How to Comply with Hands-On Training Requirements during the COVID-19 Pandemic
The world is still battling with COVID-19 pandemic that has affected almost every sector of the economy. There are a lot of questions being asked regarding recordable cases of COVID-19 and how to comply with hands-on safety training requirements in the workplace. The pandemic has greatly affected hands-on training in most workplaces, making it hard for safety officers and employers to administer safety training without having to risk breaking the rules and guidelines set for battling the deadly virus and compromising the safety of their workforce. This article addresses these concerns and provides solutions to the questions. Please read on to learn more.
When is COVID-19 Recordable?
Employers are expected to be keen when it comes to recording COVID-19 cases in their workplace. Not every case brought forward should be considered recordable. COVID-19 workplace reported cases can be considered a recordable illness if an employee gets infected while attending to their work-related duties. The safety officers and employers can only record the cases if all of the following factors are found to be true:
- The cases are confirmed cases of COVID-19 as per the information from the tests done by relevant health bodies.
- The cases reported are work-related.
- The cases involve at least one of the general recording criteria as advised by the relevant health bodies.
How to Comply with Hands-On Training Requirements
The Health and Safety Executive (HSE) requires that workers are properly trained on using different pieces of equipment and how to safely conduct different processes. However, most employers haven’t been able to schedule and conduct hands-on safety training to their workforce during the pandemic. Due to physical distancing guidelines meant to stop further transmission of the virus, it might be quite challenging to provide hands-on training without risking employees getting infected and infecting others in the process. But almost every business has now resumed operations after a long break, and safety is still the number one factor to consider before anything else.

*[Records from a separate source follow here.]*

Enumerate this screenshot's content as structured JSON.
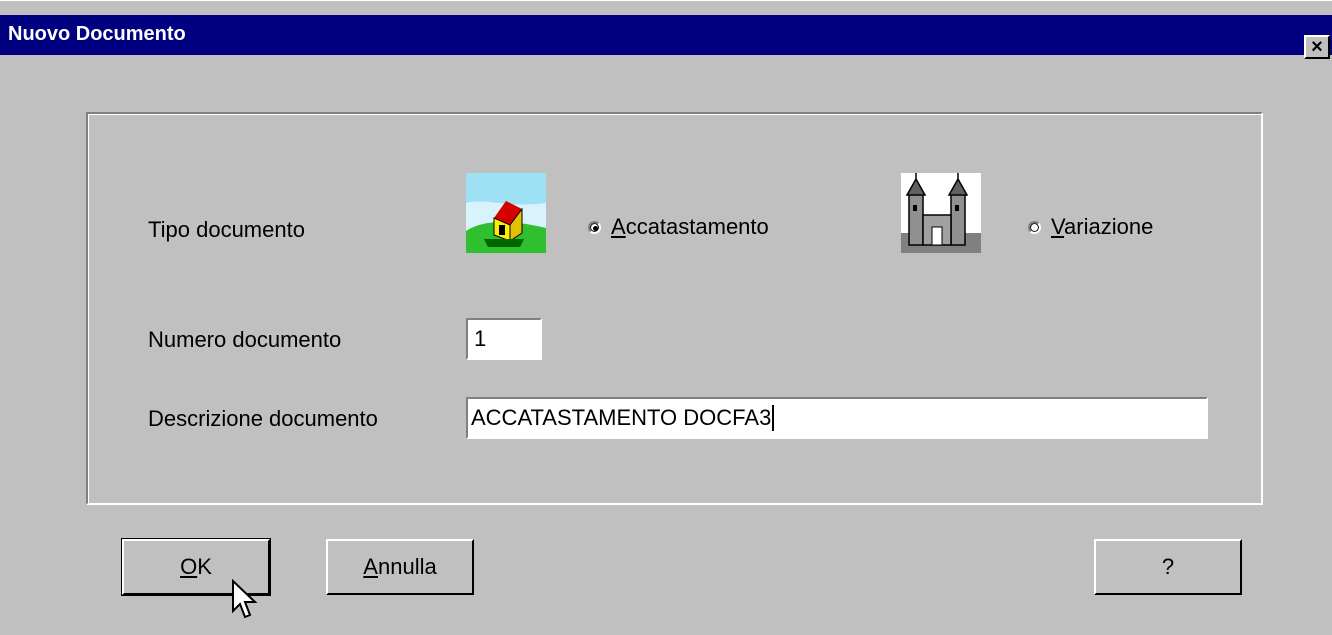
{
  "window": {
    "title": "Nuovo Documento",
    "close_label": "×"
  },
  "form": {
    "tipo_label": "Tipo documento",
    "options": [
      {
        "label": "Accatastamento",
        "checked": true,
        "icon": "house-icon"
      },
      {
        "label": "Variazione",
        "checked": false,
        "icon": "castle-icon"
      }
    ],
    "numero_label": "Numero documento",
    "numero_value": "1",
    "descrizione_label": "Descrizione documento",
    "descrizione_value": "ACCATASTAMENTO DOCFA3"
  },
  "buttons": {
    "ok": "OK",
    "annulla": "Annulla",
    "help": "?"
  }
}
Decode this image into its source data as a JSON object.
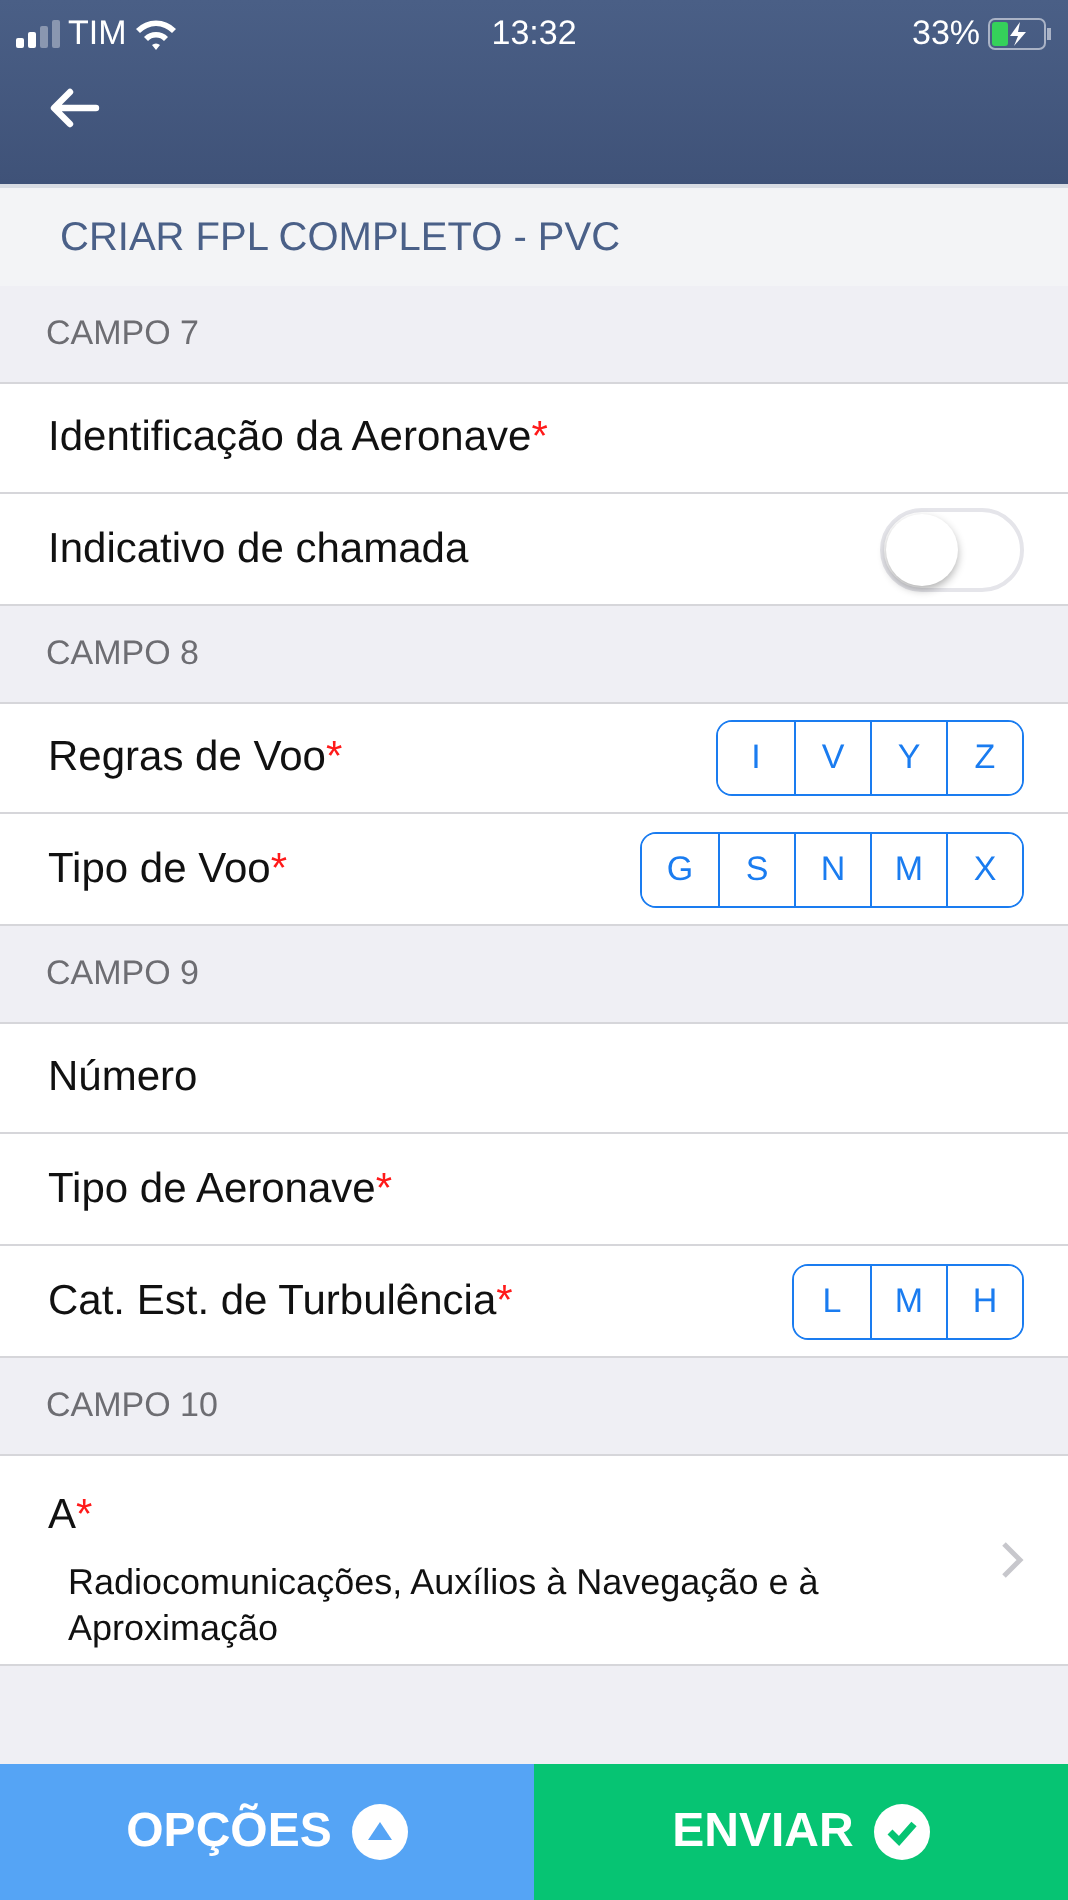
{
  "status_bar": {
    "carrier": "TIM",
    "time": "13:32",
    "battery": "33%"
  },
  "title": "CRIAR FPL COMPLETO - PVC",
  "sections": [
    {
      "header": "CAMPO 7",
      "rows": [
        {
          "kind": "text",
          "label": "Identificação da Aeronave",
          "required_mark": "*"
        },
        {
          "kind": "toggle",
          "label": "Indicativo de chamada",
          "on": false
        }
      ]
    },
    {
      "header": "CAMPO 8",
      "rows": [
        {
          "kind": "segment",
          "label": "Regras de Voo",
          "required_mark": "*",
          "options": [
            {
              "label": "I",
              "selected": false
            },
            {
              "label": "V",
              "selected": false
            },
            {
              "label": "Y",
              "selected": false
            },
            {
              "label": "Z",
              "selected": false
            }
          ]
        },
        {
          "kind": "segment",
          "label": "Tipo de Voo",
          "required_mark": "*",
          "options": [
            {
              "label": "G",
              "selected": false
            },
            {
              "label": "S",
              "selected": false
            },
            {
              "label": "N",
              "selected": false
            },
            {
              "label": "M",
              "selected": false
            },
            {
              "label": "X",
              "selected": false
            }
          ]
        }
      ]
    },
    {
      "header": "CAMPO 9",
      "rows": [
        {
          "kind": "text",
          "label": "Número"
        },
        {
          "kind": "text",
          "label": "Tipo de Aeronave",
          "required_mark": "*"
        },
        {
          "kind": "segment",
          "label": "Cat. Est. de Turbulência",
          "required_mark": "*",
          "options": [
            {
              "label": "L",
              "selected": false
            },
            {
              "label": "M",
              "selected": false
            },
            {
              "label": "H",
              "selected": false
            }
          ]
        }
      ]
    },
    {
      "header": "CAMPO 10",
      "rows": [
        {
          "kind": "detail",
          "label": "A",
          "required_mark": "*",
          "detail": "Radiocomunicações, Auxílios à Navegação e à Aproximação"
        }
      ]
    }
  ],
  "footer": [
    {
      "kind": "options",
      "label": "OPÇÕES"
    },
    {
      "kind": "send",
      "label": "ENVIAR"
    }
  ]
}
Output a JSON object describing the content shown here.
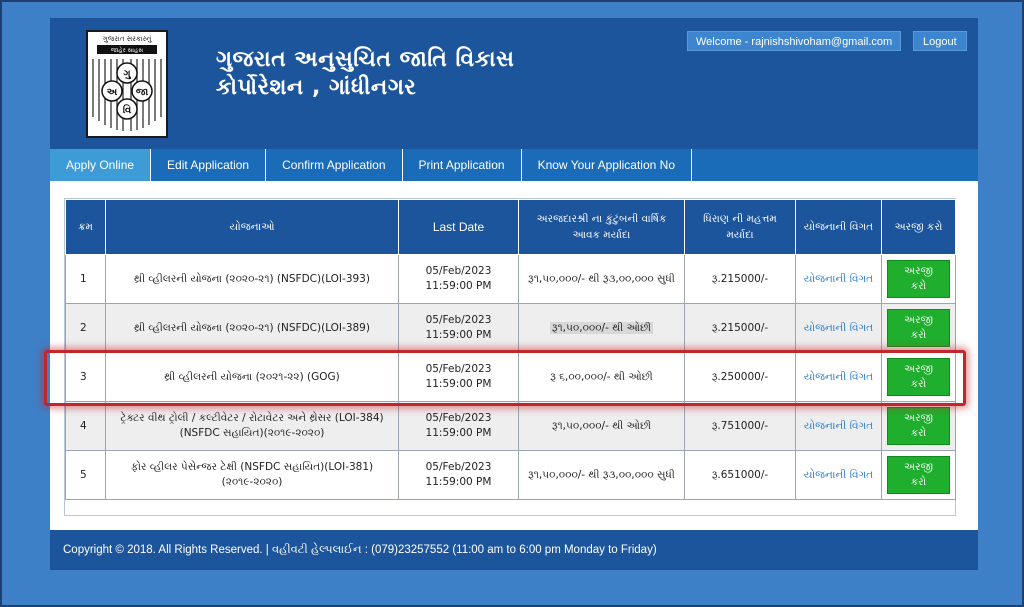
{
  "header": {
    "org_line1": "ગુજરાત અનુસુચિત જાતિ વિકાસ",
    "org_line2": "કોર્પોરેશન , ગાંધીનગર",
    "logo_top_text": "ગુજરાત સરકારનું",
    "logo_sub_text": "જાહેર સાહસ",
    "logo_letters": [
      "ગુ",
      "અ",
      "જા",
      "વિ"
    ],
    "welcome": "Welcome - rajnishshivoham@gmail.com",
    "logout": "Logout"
  },
  "nav": [
    {
      "label": "Apply Online",
      "active": true
    },
    {
      "label": "Edit Application",
      "active": false
    },
    {
      "label": "Confirm Application",
      "active": false
    },
    {
      "label": "Print Application",
      "active": false
    },
    {
      "label": "Know Your Application No",
      "active": false
    }
  ],
  "table": {
    "headers": [
      "ક્રમ",
      "યોજનાઓ",
      "Last Date",
      "અરજદારશ્રી ના કુંટુંબની વાર્ષિક આવક મર્યાદા",
      "ધિરાણ ની મહત્તમ મર્યાદા",
      "યોજનાની વિગત",
      "અરજી કરો"
    ],
    "rows": [
      {
        "sn": "1",
        "scheme": "થ્રી વ્હીલરની યોજના (૨૦૨૦-૨૧) (NSFDC)(LOI-393)",
        "date": "05/Feb/2023",
        "time": "11:59:00 PM",
        "income": "રૂ૧,૫૦,૦૦૦/- થી રૂ૩,૦૦,૦૦૦ સુધી",
        "loan": "રૂ.215000/-",
        "details": "યોજનાની વિગત",
        "apply": "અરજી કરો"
      },
      {
        "sn": "2",
        "scheme": "થ્રી વ્હીલરની યોજના (૨૦૨૦-૨૧) (NSFDC)(LOI-389)",
        "date": "05/Feb/2023",
        "time": "11:59:00 PM",
        "income": "રૂ૧,૫૦,૦૦૦/- થી ઓછી",
        "loan": "રૂ.215000/-",
        "details": "યોજનાની વિગત",
        "apply": "અરજી કરો"
      },
      {
        "sn": "3",
        "scheme": "થ્રી વ્હીલરની યોજના (૨૦૨૧-૨૨) (GOG)",
        "date": "05/Feb/2023",
        "time": "11:59:00 PM",
        "income": "રૂ ૬,૦૦,૦૦૦/- થી ઓછી",
        "loan": "રૂ.250000/-",
        "details": "યોજનાની વિગત",
        "apply": "અરજી કરો"
      },
      {
        "sn": "4",
        "scheme": "ટ્રેક્ટર વીથ ટ્રોલી / કલ્ટીવેટર / રોટાવેટર અને થ્રેસર (LOI-384) (NSFDC સહાયિત)(૨૦૧૯-૨૦૨૦)",
        "date": "05/Feb/2023",
        "time": "11:59:00 PM",
        "income": "રૂ૧,૫૦,૦૦૦/- થી ઓછી",
        "loan": "રૂ.751000/-",
        "details": "યોજનાની વિગત",
        "apply": "અરજી કરો"
      },
      {
        "sn": "5",
        "scheme": "ફોર વ્હીલર પેસેન્જર ટેક્ષી (NSFDC સહાયિત)(LOI-381) (૨૦૧૯-૨૦૨૦)",
        "date": "05/Feb/2023",
        "time": "11:59:00 PM",
        "income": "રૂ૧,૫૦,૦૦૦/- થી રૂ૩,૦૦,૦૦૦ સુધી",
        "loan": "રૂ.651000/-",
        "details": "યોજનાની વિગત",
        "apply": "અરજી કરો"
      }
    ]
  },
  "footer": {
    "text": "Copyright © 2018. All Rights Reserved.  |  વહીવટી હેલ્પલાઈન : (079)23257552 (11:00 am to 6:00 pm Monday to Friday)"
  },
  "colors": {
    "header_bg": "#1d559c",
    "nav_bg": "#1a6cb9",
    "apply_button": "#1fae2d",
    "highlight": "#c0262c"
  }
}
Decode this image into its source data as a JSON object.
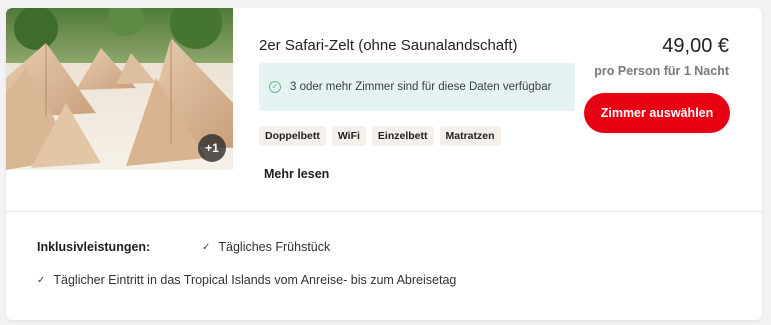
{
  "room": {
    "title": "2er Safari-Zelt (ohne Saunalandschaft)",
    "more_photos_badge": "+1",
    "availability_text": "3 oder mehr Zimmer sind für diese Daten verfügbar",
    "price": "49,00 €",
    "price_note": "pro Person für 1 Nacht",
    "select_button_label": "Zimmer auswählen",
    "amenities": [
      "Doppelbett",
      "WiFi",
      "Einzelbett",
      "Matratzen"
    ],
    "read_more_label": "Mehr lesen"
  },
  "inclusions": {
    "label": "Inklusivleistungen:",
    "items": [
      "Tägliches Frühstück",
      "Täglicher Eintritt in das Tropical Islands vom Anreise- bis zum Abreisetag"
    ]
  },
  "colors": {
    "accent_button": "#e60012",
    "availability_bg": "#e5f4f3",
    "availability_icon": "#5fb88c",
    "amenity_bg": "#f5f0ea"
  },
  "icons": {
    "availability": "check-circle-icon",
    "inclusion": "checkmark-icon",
    "photo": "safari-tents-photo"
  }
}
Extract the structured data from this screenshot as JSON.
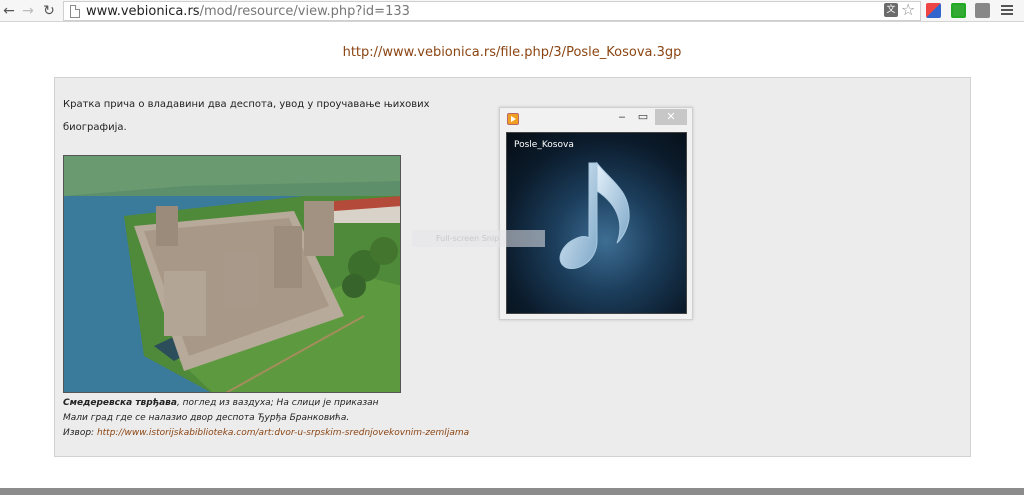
{
  "browser": {
    "url_host": "www.vebionica.rs",
    "url_path": "/mod/resource/view.php?id=133",
    "icons": {
      "back": "back-arrow-icon",
      "forward": "forward-arrow-icon",
      "reload": "reload-icon",
      "page": "page-icon",
      "translate": "translate-icon",
      "star": "bookmark-star-icon",
      "menu": "menu-icon"
    }
  },
  "page": {
    "file_link": "http://www.vebionica.rs/file.php/3/Posle_Kosova.3gp",
    "description": "Кратка прича о владавини два деспота, увод у проучавање њихових биографија.",
    "caption": {
      "title": "Смедеревска тврђава",
      "line1_rest": ", поглед из ваздуха; На слици је приказан",
      "line2": "Мали град где се налазио двор деспота Ђурђа Бранковића.",
      "source_label": "Извор: ",
      "source_url": "http://www.istorijskabiblioteka.com/art:dvor-u-srpskim-srednjovekovnim-zemljama"
    }
  },
  "player": {
    "title": "Posle_Kosova",
    "controls": {
      "minimize": "‒",
      "maximize": "▭",
      "close": "✕"
    }
  },
  "overlay": {
    "snip_label": "Full-screen Snip"
  },
  "colors": {
    "link": "#8b4513",
    "content_bg": "#ececec",
    "player_close_bg": "#c7c7c7"
  }
}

The question is, is it possible to administer training amidst this pandemic? Simple answer is, yes. But you need to adhere to all the physical distancing guidelines in the process. You can install post and chain barriers in the training areas to encourage your workforce to keep a safe distance between one another. Consider if it will be possible to demonstrate before the workers as they take notes and ask questions. Ensure to also encourage your workers to observe proper hygiene before, during, and after the training. Water, soap, and sanitizers should be available in plenty and in strategic places across the workplace.
You should first thoroughly explore all other options for compliance with the guidelines, including the option of using remote communication strategies or virtual training. Consider the possibilities of interim alternative protections in place such as administrative and engineering controls meant to protect workers.
If the hands-on training can be rescheduled for a future date without compromising on the safety program and requirements, you may choose to provide refresher programs such as monthly newsletters on safety and regular safety messages.